When I studied physics, I found out that the eclipses were mere shadows of the moon and the earth on each other. Our praying to gods to save them from being digested was unnecessary. My understanding of the laws of physics, and relationship of cause and effects demystified such beliefs. I believe; ignorance brings mystic powers of gods and fuels religions. I believe; Lord Jesus’ resurrection or walk on water, Lord Krishna lifting mountain on his little finger to save his villagers from drowning, Prophet Muhammad splitting the moon, are fictions.

Several years later, my first son was sitting on my lap in the same village among my friends on his first trip to India. One of them raised hands towards the sky and said, “God up there is taking care of us.” My son was only two years old then, said spontaneously, “I have been up there, there is only cloud. My plane has gone even above the clouds. God is not there.” The little boy said the truth; I believe there is no God.

Religions teaching the existence of God are limited to idealizing the notion of cause and effects. For example, prayer is often framed as the “cause”, which supposedly prefaces God’s miracle, or the “effect”. In that sense, God decides our future.

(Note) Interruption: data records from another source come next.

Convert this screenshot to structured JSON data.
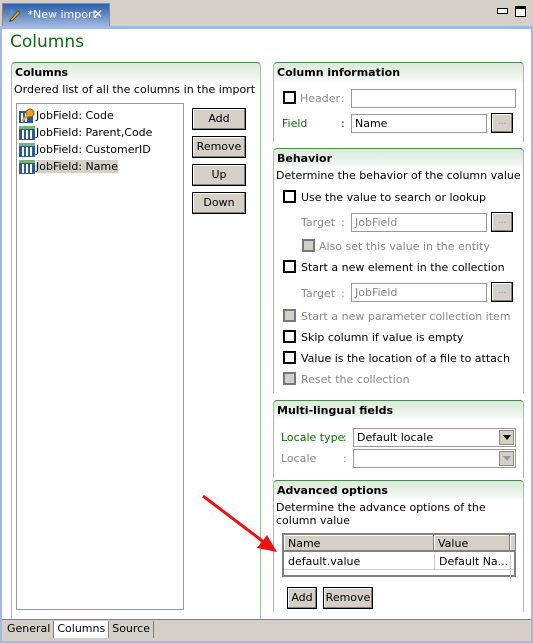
{
  "editor_tab": {
    "title": "*New import",
    "icon": "edit-icon",
    "close_icon": "close-icon"
  },
  "window_controls": {
    "minimize_icon": "minimize-icon",
    "maximize_icon": "maximize-icon"
  },
  "page": {
    "title": "Columns"
  },
  "columns_section": {
    "title": "Columns",
    "description": "Ordered list of all the columns in the import",
    "items": [
      {
        "label": "JobField: Code",
        "icon": "key-column-icon",
        "selected": false
      },
      {
        "label": "JobField: Parent,Code",
        "icon": "column-icon",
        "selected": false
      },
      {
        "label": "JobField: CustomerID",
        "icon": "column-icon",
        "selected": false
      },
      {
        "label": "JobField: Name",
        "icon": "column-icon",
        "selected": true
      }
    ],
    "buttons": {
      "add": "Add",
      "remove": "Remove",
      "up": "Up",
      "down": "Down"
    }
  },
  "column_information": {
    "title": "Column information",
    "header_label": "Header",
    "header_checked": false,
    "header_value": "",
    "field_label": "Field",
    "field_value": "Name",
    "colon": ":",
    "browse_label": "..."
  },
  "behavior": {
    "title": "Behavior",
    "description": "Determine the behavior of the column value",
    "use_search": {
      "label": "Use the value to search or lookup",
      "checked": false
    },
    "target_label": "Target",
    "target1_value": "JobField",
    "also_set": {
      "label": "Also set this value in the entity",
      "checked": false,
      "disabled": true
    },
    "new_element": {
      "label": "Start a new element in the collection",
      "checked": false
    },
    "target2_value": "JobField",
    "new_param": {
      "label": "Start a new parameter collection item",
      "checked": false,
      "disabled": true
    },
    "skip_empty": {
      "label": "Skip column if value is empty",
      "checked": false
    },
    "file_attach": {
      "label": "Value is the location of a file to attach",
      "checked": false
    },
    "reset": {
      "label": "Reset the collection",
      "checked": false,
      "disabled": true
    }
  },
  "multilingual": {
    "title": "Multi-lingual fields",
    "locale_type_label": "Locale type",
    "locale_type_value": "Default locale",
    "locale_label": "Locale",
    "locale_value": ""
  },
  "advanced": {
    "title": "Advanced options",
    "description": "Determine the advance options of the column value",
    "table": {
      "columns": [
        "Name",
        "Value"
      ],
      "rows": [
        {
          "name": "default.value",
          "value": "Default Na..."
        }
      ]
    },
    "buttons": {
      "add": "Add",
      "remove": "Remove"
    }
  },
  "bottom_tabs": [
    {
      "label": "General",
      "active": false
    },
    {
      "label": "Columns",
      "active": true
    },
    {
      "label": "Source",
      "active": false
    }
  ],
  "annotation": {
    "arrow_color": "#ee1111"
  },
  "colors": {
    "accent_green": "#0f6b0f",
    "frame_blue": "#9fbbe3"
  }
}
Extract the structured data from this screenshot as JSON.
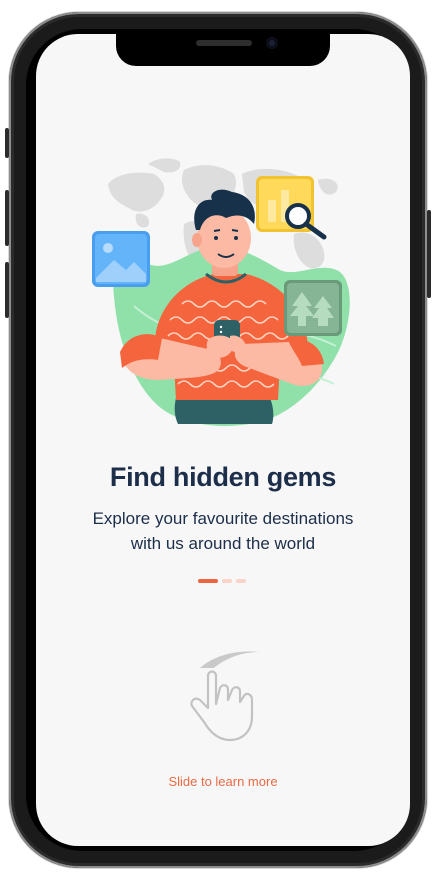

I believe, probability, that is, throw of dice determines our future

Disbelieving the probabilistic basis of Quantum Mechanics Einstein said, “God does not throw dice.”

From my understanding of Quantum Mechanics, I believe, “Dice is God.”

When I was a little boy, my Grandma told me a story from the Hindu epic, Mahabharata, how the kingdom was won by throw of biased dice. I realized the importance of throw of dice after I learned Quantum Mechanics. From my office I can see people walking on the street, but my especially tinted glass window does not allow them to see me. In Quantum Mechanical sense, tinting the glass has biased the dice to decrease the probability of light particles, photons, escaping from my office; while that increased the probability of photons to come from outside into my eyes.

In our daily life we always try to bias our dice to bring an outcome to our favor. For example, we work hard and study to bias our dice to get good job; we cultivate our land by drawing water from underground if the rain does not come. These effects are determined by pragmatic causes, not by prayer. I believe; dice determines our future. Dice is God.